Madonna and Child with Flowers, otherwise known as the Benois Madonna, could be one of two Madonnas started by Leonardo da Vinci, as he remarked himself, in October 1478. The other one could be Madonna with the Carnation from Munich.
It is likely that the Benois Madonna was the first work painted by Leonardo independently from his master Verrocchio. The British Museum owns two of Leonardo's preliminary sketches for this piece.
The composition of Madonna and Child with Flowers proved to be one of Leonardo's most popular. It was extensively copied by young painters, including Raphael, whose own version of Leonardo's design (the Madonna of the Pinks) was acquired in 2004 by the National Gallery, London.

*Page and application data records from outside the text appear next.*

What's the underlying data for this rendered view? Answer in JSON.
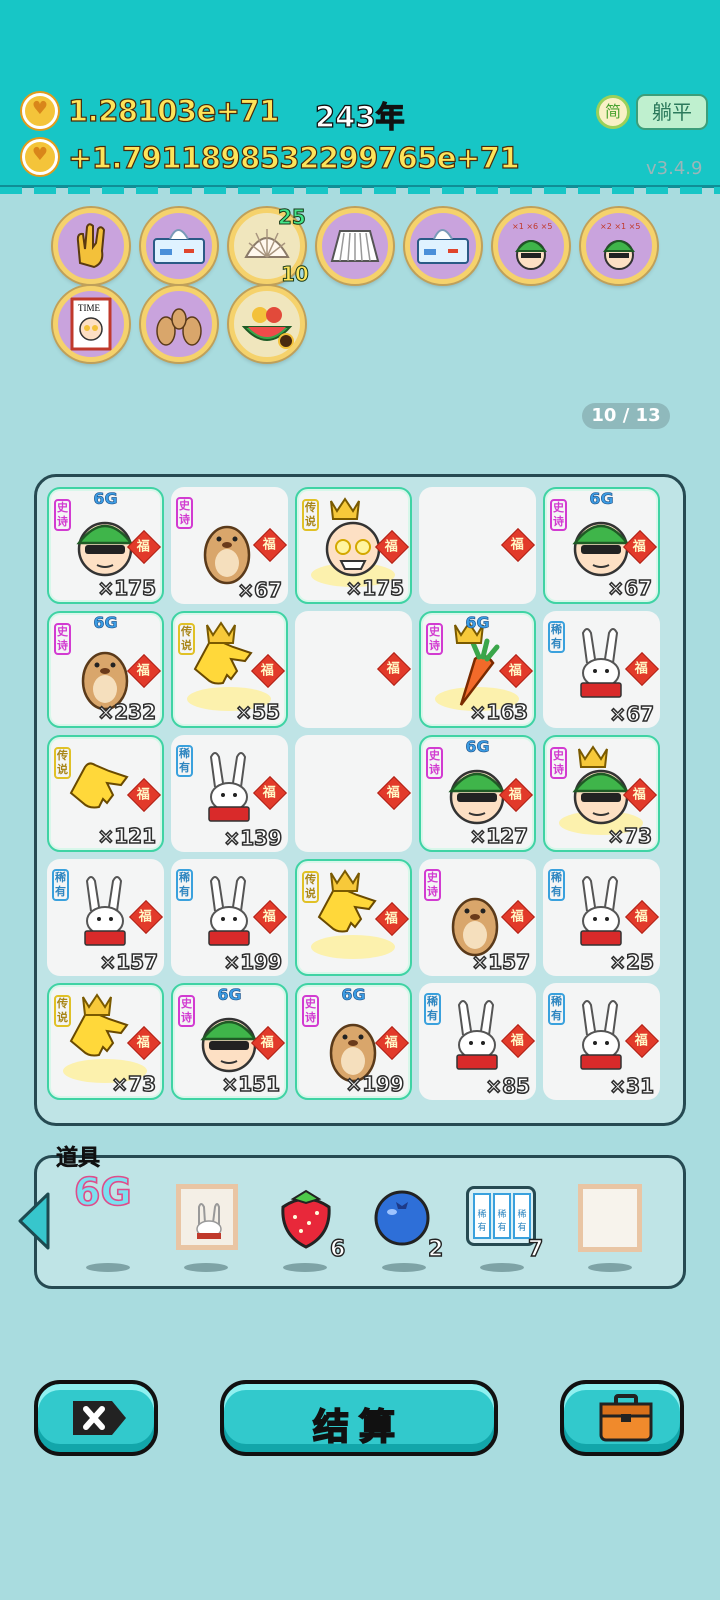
{
  "header": {
    "total_money": "1.28103e+71",
    "income": "+1.7911898532299765e+71",
    "year": "243年",
    "simplified_label": "简",
    "lie_flat_label": "躺平",
    "version": "v3.4.9"
  },
  "relics": {
    "shell_top_count": "25",
    "shell_bottom_count": "10",
    "items": [
      "rock-hand",
      "tissue-box",
      "shell",
      "pleated-skirt",
      "tissue-box",
      "green-hat-man-money",
      "green-hat-man-money",
      "time-magazine",
      "marmot-family",
      "fruit-basket"
    ]
  },
  "page_counter": "10 / 13",
  "board": {
    "cells": [
      {
        "rarity": "史诗",
        "count": "×175",
        "item": "green-hat-man",
        "sixg": "6G",
        "glow": true
      },
      {
        "rarity": "史诗",
        "count": "×67",
        "item": "marmot",
        "sixg": "",
        "glow": false
      },
      {
        "rarity": "传说",
        "count": "×175",
        "item": "king-bald-man",
        "sixg": "",
        "glow": true
      },
      {
        "rarity": "",
        "count": "",
        "item": "empty",
        "sixg": "",
        "glow": false
      },
      {
        "rarity": "史诗",
        "count": "×67",
        "item": "green-hat-man",
        "sixg": "6G",
        "glow": true
      },
      {
        "rarity": "史诗",
        "count": "×232",
        "item": "marmot",
        "sixg": "6G",
        "glow": true
      },
      {
        "rarity": "传说",
        "count": "×55",
        "item": "king-hand",
        "sixg": "",
        "glow": true
      },
      {
        "rarity": "",
        "count": "",
        "item": "empty",
        "sixg": "",
        "glow": false
      },
      {
        "rarity": "史诗",
        "count": "×163",
        "item": "king-carrot",
        "sixg": "6G",
        "glow": true
      },
      {
        "rarity": "稀有",
        "count": "×67",
        "item": "rabbit",
        "sixg": "",
        "glow": false
      },
      {
        "rarity": "传说",
        "count": "×121",
        "item": "hand",
        "sixg": "",
        "glow": true
      },
      {
        "rarity": "稀有",
        "count": "×139",
        "item": "rabbit",
        "sixg": "",
        "glow": false
      },
      {
        "rarity": "",
        "count": "",
        "item": "empty",
        "sixg": "",
        "glow": false
      },
      {
        "rarity": "史诗",
        "count": "×127",
        "item": "green-hat-man",
        "sixg": "6G",
        "glow": true
      },
      {
        "rarity": "史诗",
        "count": "×73",
        "item": "king-green-hat-man",
        "sixg": "",
        "glow": true
      },
      {
        "rarity": "稀有",
        "count": "×157",
        "item": "rabbit",
        "sixg": "",
        "glow": false
      },
      {
        "rarity": "稀有",
        "count": "×199",
        "item": "rabbit",
        "sixg": "",
        "glow": false
      },
      {
        "rarity": "传说",
        "count": "",
        "item": "king-hand",
        "sixg": "",
        "glow": true
      },
      {
        "rarity": "史诗",
        "count": "×157",
        "item": "marmot",
        "sixg": "",
        "glow": false
      },
      {
        "rarity": "稀有",
        "count": "×25",
        "item": "rabbit",
        "sixg": "",
        "glow": false
      },
      {
        "rarity": "传说",
        "count": "×73",
        "item": "king-hand",
        "sixg": "",
        "glow": true
      },
      {
        "rarity": "史诗",
        "count": "×151",
        "item": "green-hat-man",
        "sixg": "6G",
        "glow": true
      },
      {
        "rarity": "史诗",
        "count": "×199",
        "item": "marmot",
        "sixg": "6G",
        "glow": true
      },
      {
        "rarity": "稀有",
        "count": "×85",
        "item": "rabbit",
        "sixg": "",
        "glow": false
      },
      {
        "rarity": "稀有",
        "count": "×31",
        "item": "rabbit",
        "sixg": "",
        "glow": false
      }
    ],
    "fu_label": "福"
  },
  "items_panel": {
    "title": "道具",
    "six_g_label": "6G",
    "strawberry_count": "6",
    "blueberry_count": "2",
    "rare_pack_count": "7",
    "rare_pack_label": "稀有"
  },
  "buttons": {
    "settle_label": "结算"
  },
  "colors": {
    "header": "#17c6c6",
    "background": "#a9dcdf",
    "epic_tag": "#d23bd1",
    "legend_tag": "#e0c126",
    "rare_tag": "#3aa1dd",
    "fu_badge": "#e23a2a"
  }
}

For centuries, Madonna and Child with Flowers was considered lost. In 1909, the architect Leon Benois sensationally exhibited it in St Petersburg as part of his father-in-law's collection. The painting had been apparently brought from Italy to Russia by the notable connoisseur Alexander Korsakov in the 1790s. Upon Korsakov's death, it was sold by his son to the Astrakhan merchant Sapozhnikov for 1400 roubles and so passed by inheritance to the Benois family in 1880. After many a squabble regarding attribution, Leon Benois sold the painting to the Imperial Hermitage Museum in 1914. Since then, it has been exhibited in St Petersburg.